|Photo by: stevepb via Pixabay|
Brandy is the favorite spirit for the UK Christmas season, according to Nathan Cunningham of the Warwick’s Depart of Statistics. Cunningham used the standardized search volume methodology to choose the spirit. The method involved subtracting respective means and dividing respective standard deviations.
"I found it interesting that there's been such a consistent surge in searches for spirits around the festive period, and wanted to find out which one, more so than any other, we associate with Christmas above and beyond any other time of the year,” said Cunningham.
Brandy is a spirit distilled from fermented juice or fruit wine without skins, stems or pulps. Grapes are the standard fruits used in making brandy but there are others which can be used as well, such as apples, cherries, peaches, pears, and plums. Brandy is aged in oak casks for up to two years to be considered mature. The final brandy product usually contains 35 to 60 percent alcohol volume.
In the study by Cunningham, other spirits were also included like gin, rum, vodka, and whiskey. For each spirit, Cunningham gathered weekly search volume from Google Trends in years 2012 to 2016. Each week in those years were aligned manually until the week of Christmas. Brandy topped the charts in the five-year result from Google Trends, likely because of its association with many food products for the season, such as puddings and mince pies
Typically, people drink brandy as an after-dinner digestif, an alcohol served after filling a meal. Compared to other popular spirits, brandy works with almost all kinds of food in terms of cooking. It also doesn’t need to be expensive to use brandy in cooking meals. A small amount of the spirit can be a secret ingredient in seafood sauces, cream-filled sweets, and rich custards, such as Christmas puddings.
In addition to its aroma, flavor, and essentiality in cooking, brandy has some benefits to health. Small to moderate amounts of brandy can help relieve some respiratory problems, such as a cough and sore throat, because of its anti-inflammatory properties. It also boosts the immune system to fight the common cold or flu, due to its warming properties. The antioxidants in brandy can help maintain a healthy heart, reduce the effect of aging, and may prevent abnormal cell growth, according to Organic Facts.
The Bank of America Merrill Lynch Global Research analyzed what type of drink and how much people consume in many parts of the globe. About 54 percent of all alcohol consumed in the United States and Canada was beer, while 28 percent were spirits. In countries in Western Europe, wine accounted for 44 percent of total alcohol consumption. Asia was found dominated by liquor, with 83 percent of alcohol consumption accounted for by all Asian nations, while 61 percent of that population was in China.
Eggnog is a traditional drink served in the American Thanksgiving, Christmas, and until the end of the holiday season, in the US and Canada. It is a creamy, rich, and sweetened dairy-based beverage made with cream, milk, whipped egg whites, egg yolks, and sugar; and is best served chilled. The drink also became popular in Australia, Venezuela, and Trinidad.

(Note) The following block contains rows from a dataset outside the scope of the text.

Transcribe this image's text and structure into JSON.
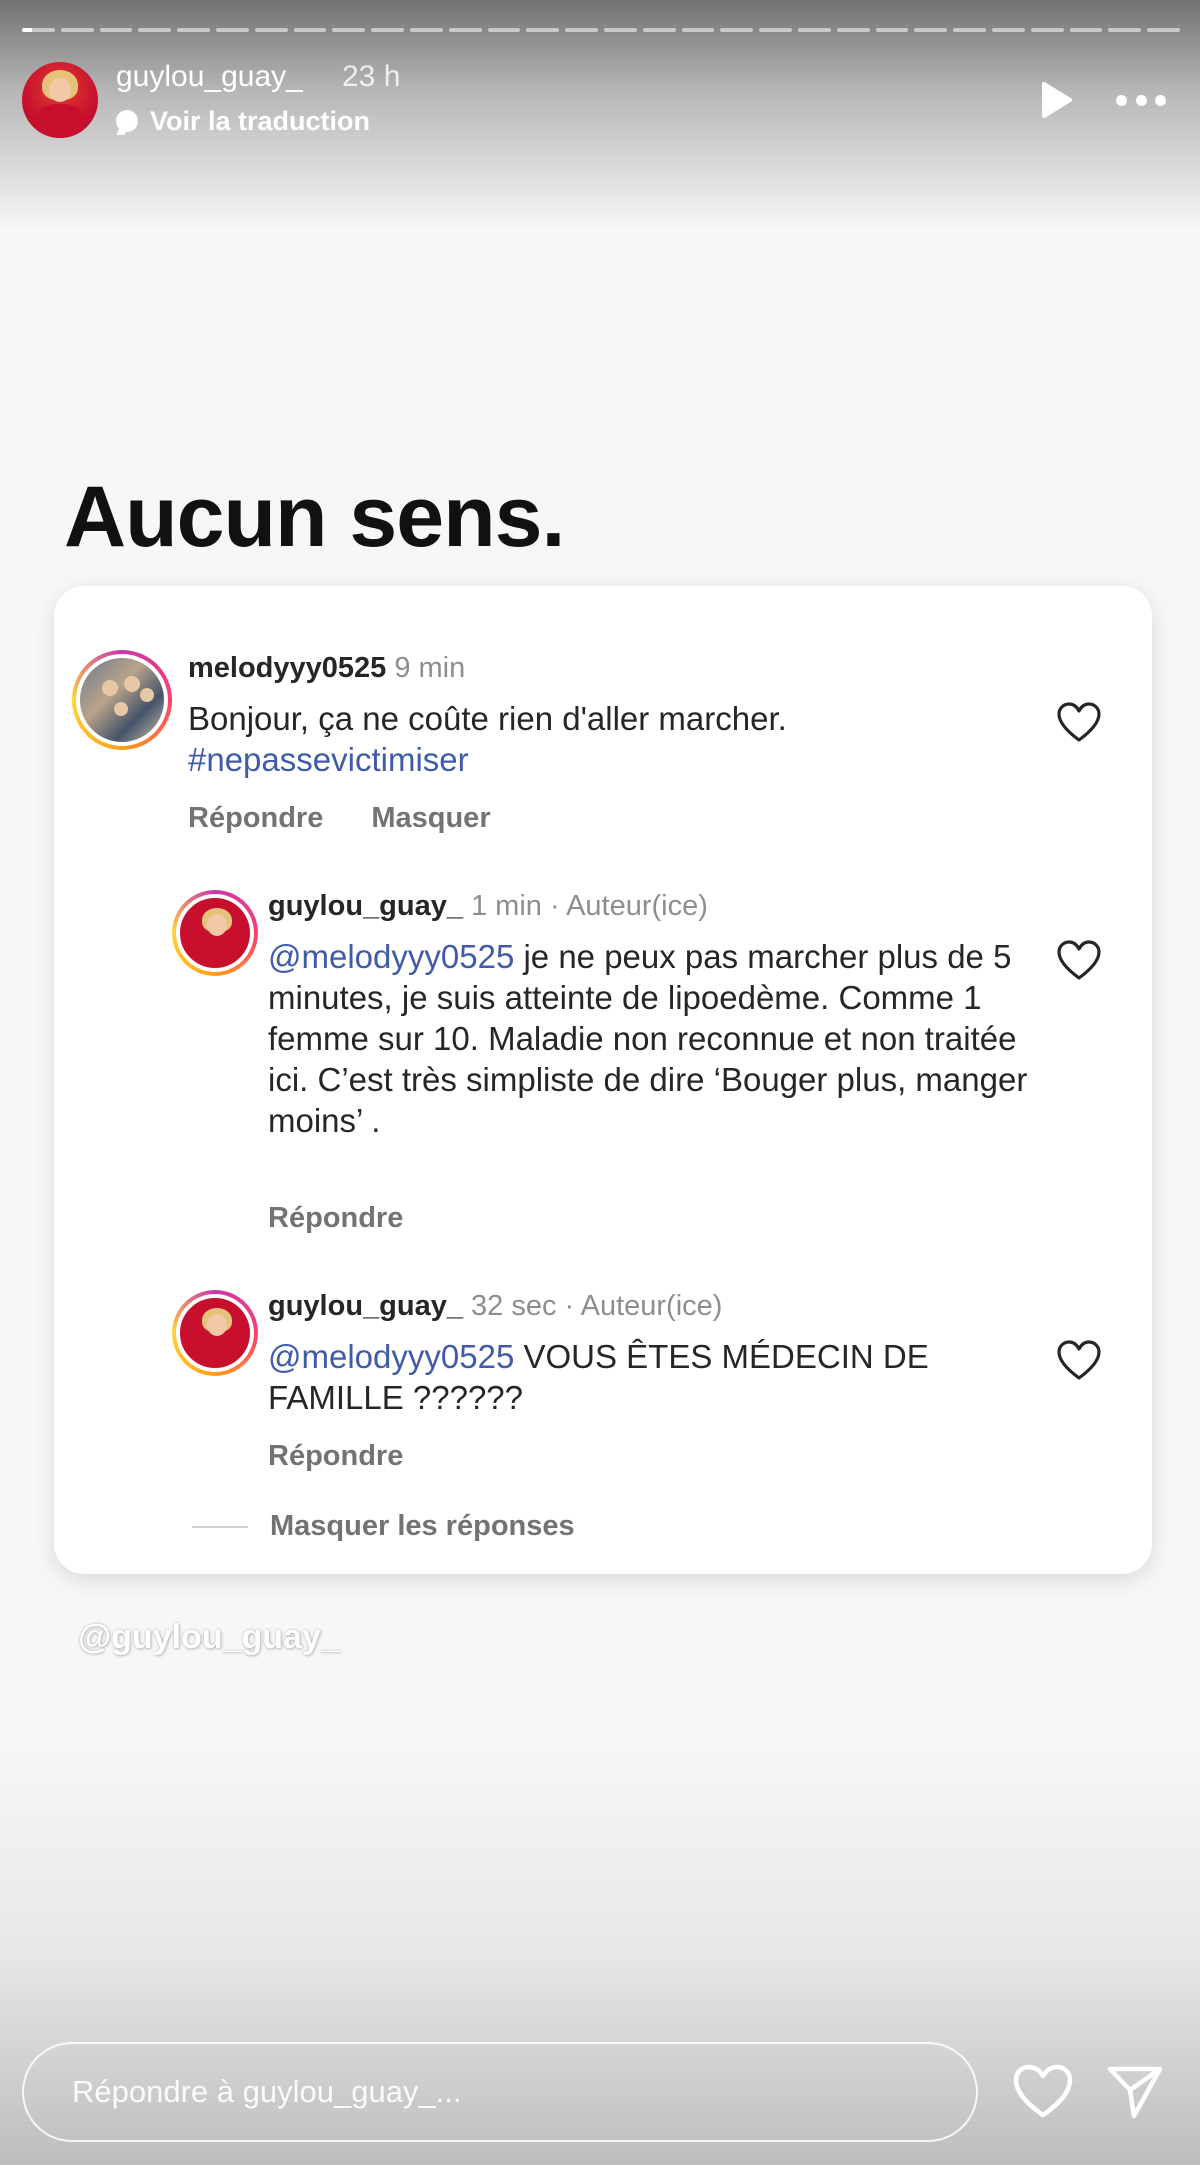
{
  "header": {
    "username": "guylou_guay_",
    "time_ago": "23 h",
    "translate_label": "Voir la traduction",
    "progress_segments": 30,
    "progress_current_index": 0,
    "progress_current_fill": 0.3,
    "play_icon": "play-icon",
    "more_icon": "more-options-icon"
  },
  "headline": "Aucun sens.",
  "comments": [
    {
      "username": "melodyyy0525",
      "time": "9 min",
      "text": "Bonjour, ça ne coûte rien d'aller marcher.",
      "hashtag": "#nepassevictimiser",
      "actions": [
        "Répondre",
        "Masquer"
      ]
    },
    {
      "username": "guylou_guay_",
      "time": "1 min · Auteur(ice)",
      "mention": "@melodyyy0525",
      "text": " je ne peux pas marcher plus de 5 minutes, je suis atteinte de lipoedème. Comme 1 femme sur 10. Maladie non reconnue et non traitée ici. C’est très simpliste de dire ‘Bouger plus, manger moins’ .",
      "actions": [
        "Répondre"
      ]
    },
    {
      "username": "guylou_guay_",
      "time": "32 sec · Auteur(ice)",
      "mention": "@melodyyy0525",
      "text": " VOUS ÊTES MÉDECIN DE FAMILLE ??????",
      "actions": [
        "Répondre"
      ]
    }
  ],
  "hide_replies_label": "Masquer les réponses",
  "watermark": "@guylou_guay_",
  "reply": {
    "placeholder": "Répondre à guylou_guay_..."
  },
  "colors": {
    "mention": "#3f5ba9",
    "muted": "#737373",
    "text": "#262626"
  }
}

The majority of eggnogs are homemade and includes the use of raw eggs. The addition of alcohol acts as a bactericide to kill bacteria. Raw eggs that are clean and uncracked may still contain salmonella, a pathogenic microorganism that can cause food poisoning. According to a food safety expert at North Carolina State University, Ben Chapman, eggnogs sold in stores are likely pasteurized to kill any microorganisms and reduce agents that cause spoilage.
|Eggnog / Photo by: jill111 via Pixabay|
For people hosting Christmas events with plans to make eggnogs, Chapman advised using pasteurized eggs rather than regular ones to avoid the risk. Alternatively, bringing the temperature of the eggnog base to 72 degrees Celsius also pasteurizes it. Alcohol content in eggnogs can be derived from use of brandy, rum, whiskey or bourbon.
According to a report from CNN, the 19th-century version of the American eggnog recipe has a large amount of alcohol – three dozen eggs, half a gallon of domestic brandy, and a half pint of French brandy. Drinkers should be careful when consuming eggnogs, particularly spiked ones.
Tequila was a spirit that did not make it to the review by Cunningham. It is also a distilled drink made from the cooked and fermented juice of the blue agave, a spiky Mexican plant that looks like a cactus. The spirit contains ethanol and often produces a 38-percent alcohol volume. But it can be produced with alcohol volume between 31 to 55 percent.
Even though tequila was not included in UK’s top Christmas spirits, tequila remains useful in many ways. In 2011, researchers at the Oxford University suggested tequila as a biofuel source, while research in 2008 demonstrated the use of tequila combined with silicon to form diamond films, films that can be used in commercial applications.